Matthew opted to update the original frame, ordering a front clip from Scott’s Hotrods and requesting custom A-arms and a larger 1 3/4-inch sway bar. He designed the rear suspension using a No Limit Truck Arm setup attached to a custom crossmember with a step notch in the frame and opted against a sway bar for better articulation to “plant” the rear tires in corners. The Ford 9-inch rearend housing was designed with 1 1/2-degrees of camber built-in as well as 1/16-inch of toe-in. Matthew added roll pans, a front spoiler, rear wing, and bedside exhaust exits to augment the new race theme.
During this rebuild Matthew replaced the automatic transmission with a Magnum T56 six-speed for full control on the track. The same 6-liter LQ9 engine out of a junkyard Denali from version number two remains in place. It was built by Matthew in his garage copying a Car Craft magazine tech article titled something along the lines of “How to get 550hp out of a Junkyard Engine.” He copied the article to a T and sure enough, it produces just over 500 horsepower. He’s working on getting an aluminum LS7 for the 2022 race season.
The interior has evolved, too, from the original bench, to a 2001 Silverado bench, to leather buckets, and now Corbeau racing seats. Matthew added a TMI dash pad, AutoMeter gauges, and American Autowire harness, ididit column, Lokar pedals, and a suede-wrapped Sparco steering wheel. The dash was wrinkle-coat painted black and still holds audio and Vintage Air controls, as Matthew still drives his truck a few thousand miles around town each year.

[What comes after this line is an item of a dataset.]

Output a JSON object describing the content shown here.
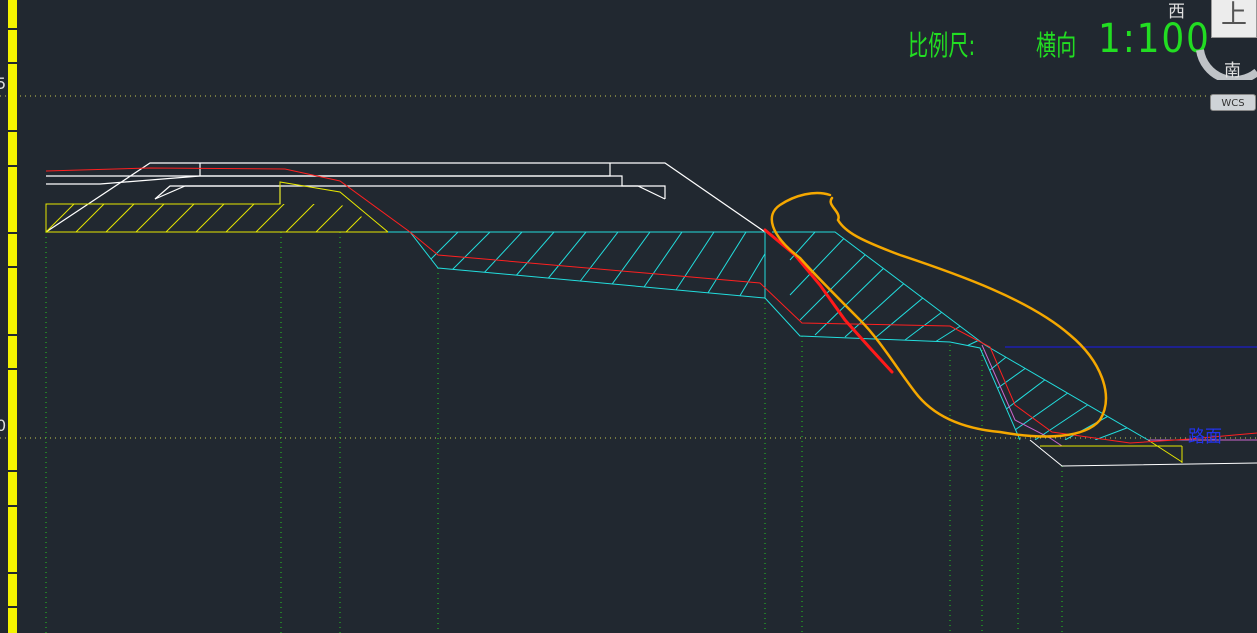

We asked Matthew what he would do differently with his truck, which is a loaded question as QUIK7T seems to be a constant work-in-progress. But he responded, “to build it just once, and not three times,” going straight to an AutoCross build from the start. There’s a lot to be learned from Matthew’s story for hot rodders of all segments. Try something new. Don’t be afraid to take your car around the AutoCross track. Talk to other drivers for beginner advice. You may be surprised by the outcome.
Photos by Matthew Mielczarek